┏━━

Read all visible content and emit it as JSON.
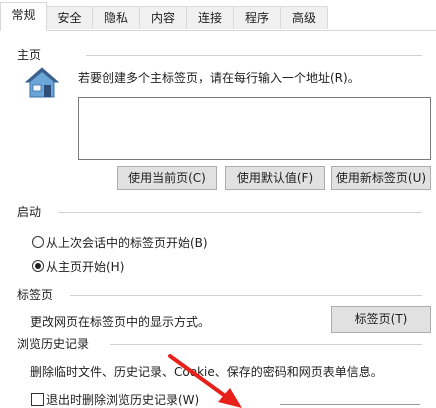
{
  "tabs": [
    {
      "label": "常规",
      "active": true
    },
    {
      "label": "安全",
      "active": false
    },
    {
      "label": "隐私",
      "active": false
    },
    {
      "label": "内容",
      "active": false
    },
    {
      "label": "连接",
      "active": false
    },
    {
      "label": "程序",
      "active": false
    },
    {
      "label": "高级",
      "active": false
    }
  ],
  "home": {
    "title": "主页",
    "description": "若要创建多个主标签页，请在每行输入一个地址(R)。",
    "icon": "house-icon",
    "buttons": {
      "use_current": "使用当前页(C)",
      "use_default": "使用默认值(F)",
      "use_new_tab": "使用新标签页(U)"
    }
  },
  "startup": {
    "title": "启动",
    "option_last_session": "从上次会话中的标签页开始(B)",
    "option_home": "从主页开始(H)",
    "selected": "home"
  },
  "tabs_section": {
    "title": "标签页",
    "description": "更改网页在标签页中的显示方式。",
    "button": "标签页(T)"
  },
  "history": {
    "title": "浏览历史记录",
    "description": "删除临时文件、历史记录、Cookie、保存的密码和网页表单信息。",
    "checkbox_label": "退出时删除浏览历史记录(W)",
    "checkbox_checked": false
  },
  "colors": {
    "annotation_arrow": "#e8201a"
  }
}
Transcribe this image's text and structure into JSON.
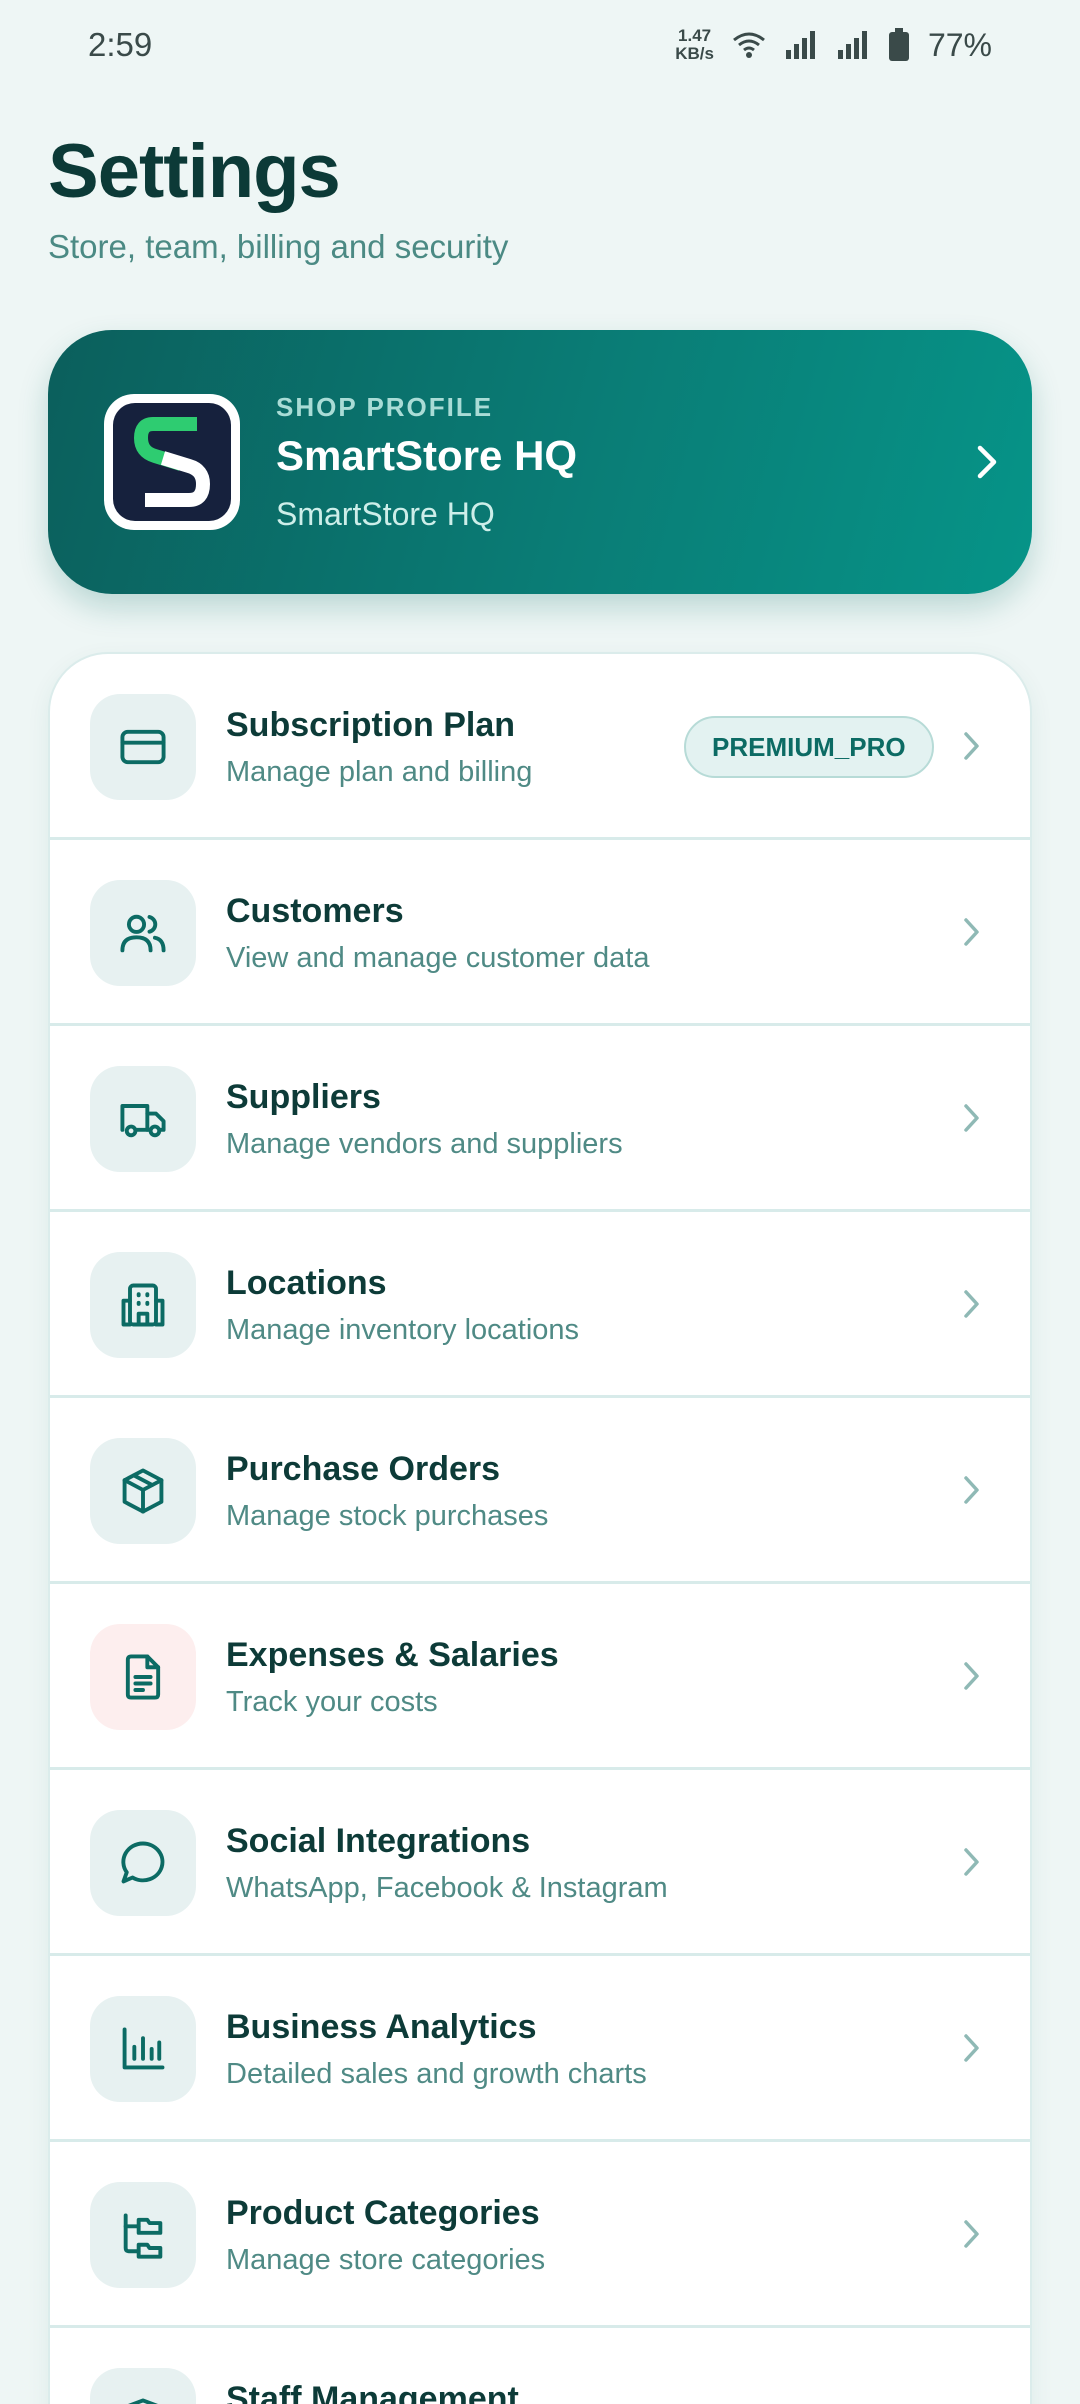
{
  "status_bar": {
    "time": "2:59",
    "net_speed_value": "1.47",
    "net_speed_unit": "KB/s",
    "battery": "77%"
  },
  "header": {
    "title": "Settings",
    "subtitle": "Store, team, billing and security"
  },
  "profile": {
    "eyebrow": "SHOP PROFILE",
    "name": "SmartStore HQ",
    "subtitle": "SmartStore HQ"
  },
  "colors": {
    "accent": "#0a7d76",
    "background": "#eef6f5",
    "title_text": "#0d3b38",
    "muted_text": "#4f8a85"
  },
  "menu": [
    {
      "icon": "credit-card-icon",
      "title": "Subscription Plan",
      "subtitle": "Manage plan and billing",
      "badge": "PREMIUM_PRO"
    },
    {
      "icon": "users-icon",
      "title": "Customers",
      "subtitle": "View and manage customer data"
    },
    {
      "icon": "truck-icon",
      "title": "Suppliers",
      "subtitle": "Manage vendors and suppliers"
    },
    {
      "icon": "building-icon",
      "title": "Locations",
      "subtitle": "Manage inventory locations"
    },
    {
      "icon": "box-icon",
      "title": "Purchase Orders",
      "subtitle": "Manage stock purchases"
    },
    {
      "icon": "document-icon",
      "title": "Expenses & Salaries",
      "subtitle": "Track your costs"
    },
    {
      "icon": "chat-bubble-icon",
      "title": "Social Integrations",
      "subtitle": "WhatsApp, Facebook & Instagram"
    },
    {
      "icon": "bar-chart-icon",
      "title": "Business Analytics",
      "subtitle": "Detailed sales and growth charts"
    },
    {
      "icon": "folder-tree-icon",
      "title": "Product Categories",
      "subtitle": "Manage store categories"
    },
    {
      "icon": "shield-icon",
      "title": "Staff Management",
      "subtitle": ""
    }
  ]
}
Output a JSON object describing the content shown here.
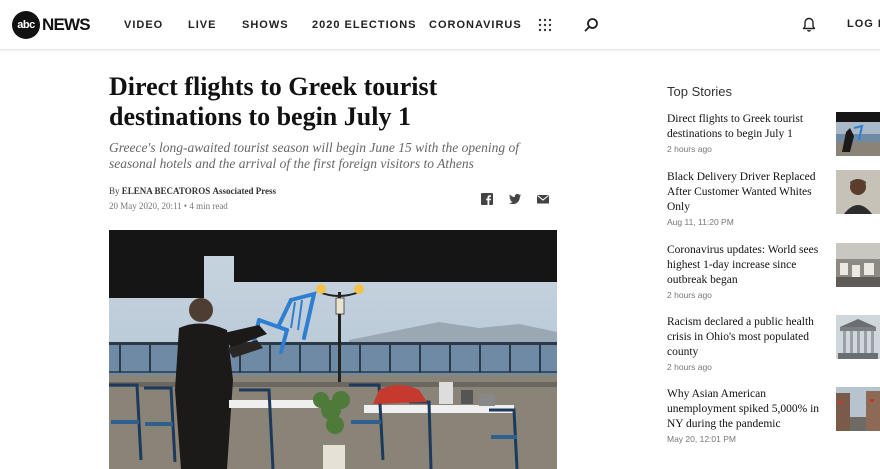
{
  "header": {
    "logo_badge": "abc",
    "logo_text": "NEWS",
    "nav": [
      {
        "label": "VIDEO"
      },
      {
        "label": "LIVE"
      },
      {
        "label": "SHOWS"
      },
      {
        "label": "2020 ELECTIONS"
      },
      {
        "label": "CORONAVIRUS"
      }
    ],
    "login_label": "LOG IN",
    "icons": [
      "grid-menu-icon",
      "search-icon",
      "bell-icon"
    ]
  },
  "article": {
    "headline": "Direct flights to Greek tourist destinations to begin July 1",
    "dek": "Greece's long-awaited tourist season will begin June 15 with the opening of seasonal hotels and the arrival of the first foreign visitors to Athens",
    "byline_prefix": "By",
    "author": "ELENA BECATOROS",
    "source": "Associated Press",
    "date": "20 May 2020, 20:11",
    "read_time": "• 4 min read",
    "share_icons": [
      "facebook-icon",
      "twitter-icon",
      "email-icon"
    ]
  },
  "sidebar": {
    "title": "Top Stories",
    "stories": [
      {
        "title": "Direct flights to Greek tourist destinations to begin July 1",
        "time": "2 hours ago"
      },
      {
        "title": "Black Delivery Driver Replaced After Customer Wanted Whites Only",
        "time": "Aug 11, 11:20 PM"
      },
      {
        "title": "Coronavirus updates: World sees highest 1-day increase since outbreak began",
        "time": "2 hours ago"
      },
      {
        "title": "Racism declared a public health crisis in Ohio's most populated county",
        "time": "2 hours ago"
      },
      {
        "title": "Why Asian American unemployment spiked 5,000% in NY during the pandemic",
        "time": "May 20, 12:01 PM"
      }
    ]
  },
  "colors": {
    "accent": "#111111",
    "meta": "#777777",
    "sea": "#6f8aa5",
    "chair_blue": "#2f7fd0"
  }
}
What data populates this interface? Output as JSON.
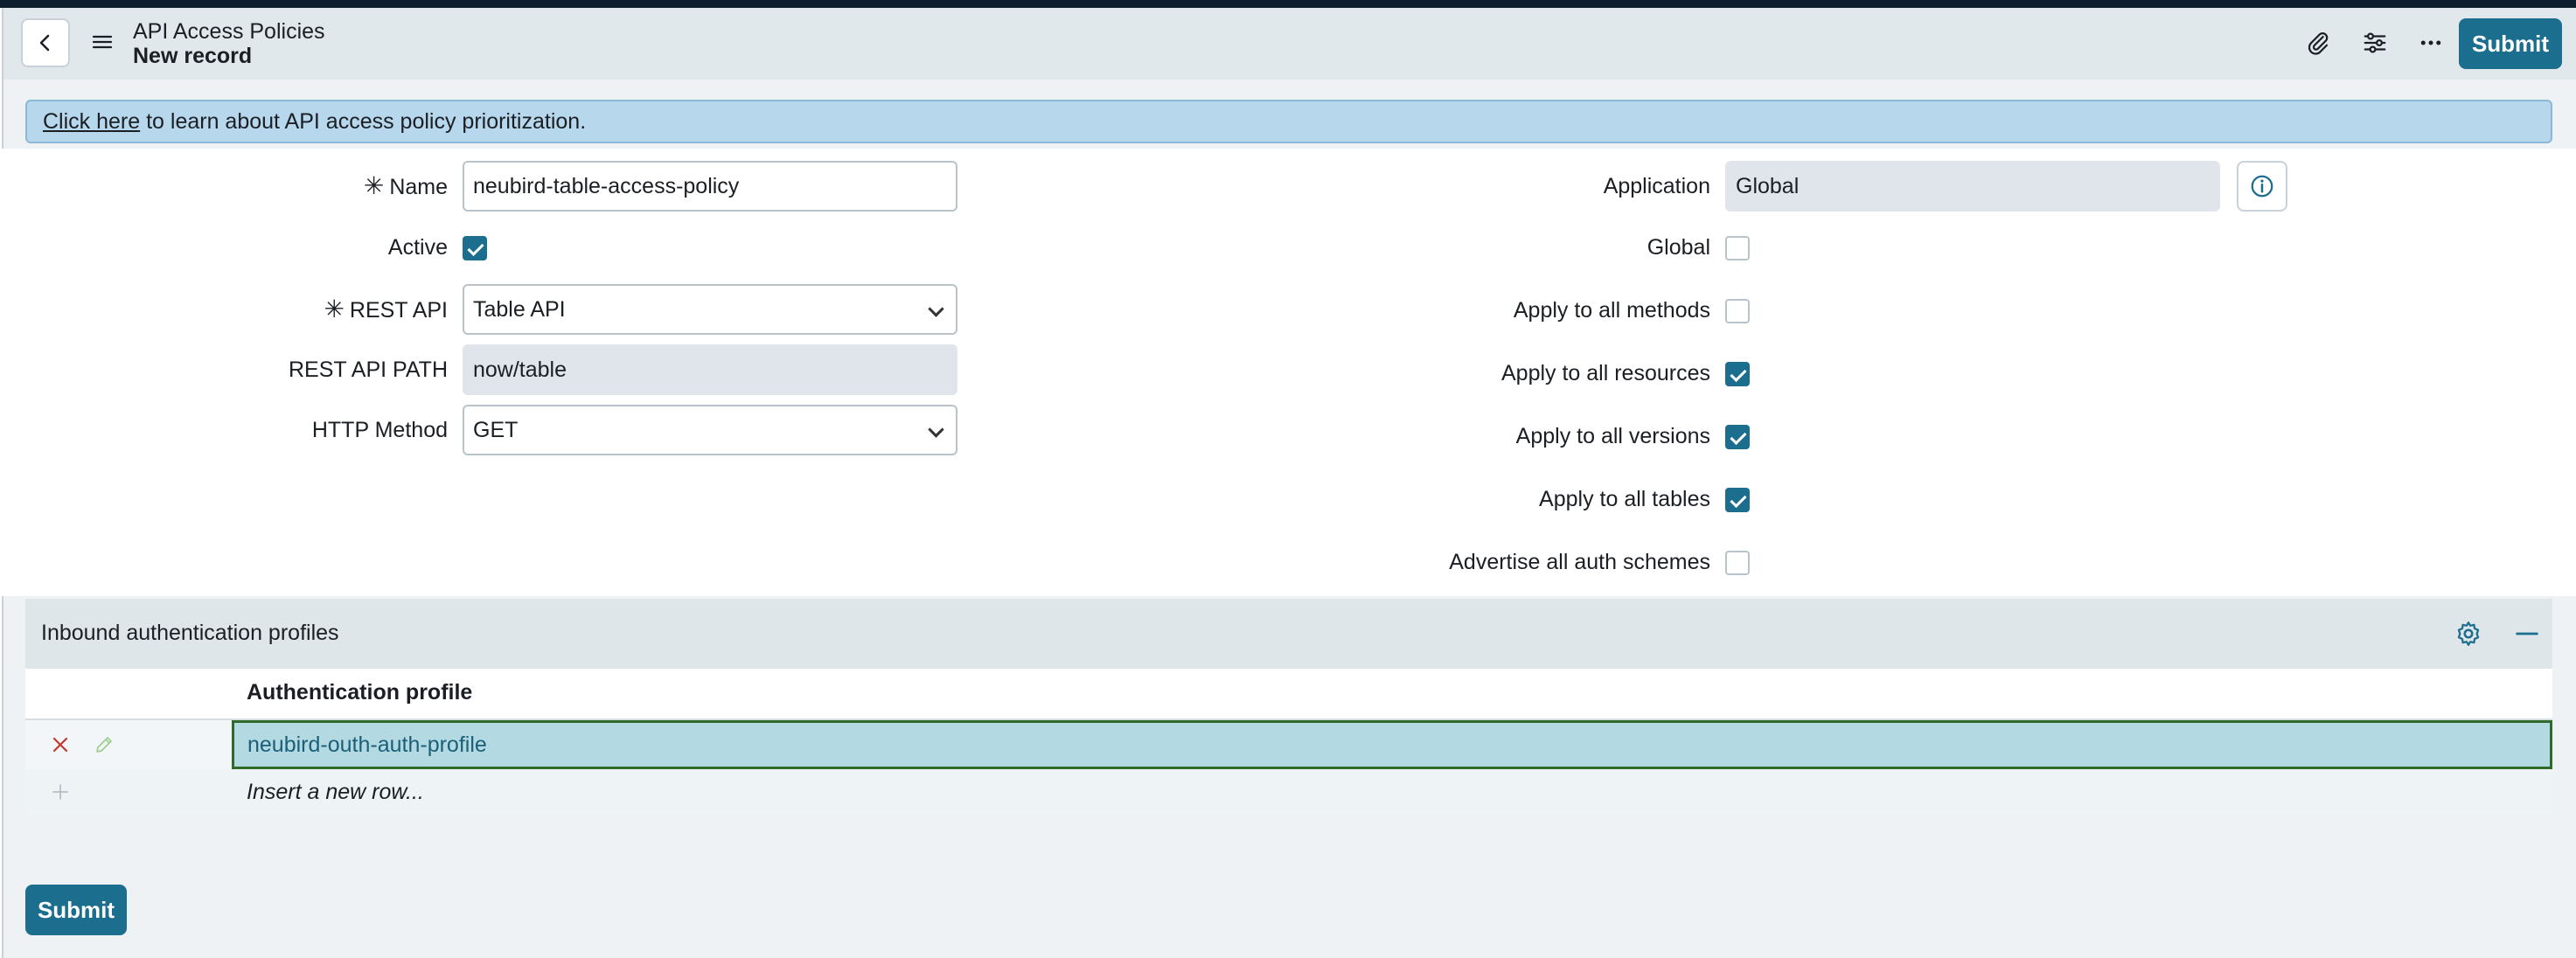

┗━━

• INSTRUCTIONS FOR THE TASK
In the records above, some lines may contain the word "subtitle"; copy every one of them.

• ANSWER TO THIS PROBLEM
    "subtitle": "Store, team, billing and security"
    "subtitle": "SmartStore HQ"
      "subtitle": "Manage plan and billing",
      "subtitle": "View and manage customer data"
      "subtitle": "Manage vendors and suppliers"
      "subtitle": "Manage inventory locations"
      "subtitle": "Manage stock purchases"
      "subtitle": "Track your costs"
      "subtitle": "WhatsApp, Facebook & Instagram"
      "subtitle": "Detailed sales and growth charts"
      "subtitle": "Manage store categories"
      "subtitle": ""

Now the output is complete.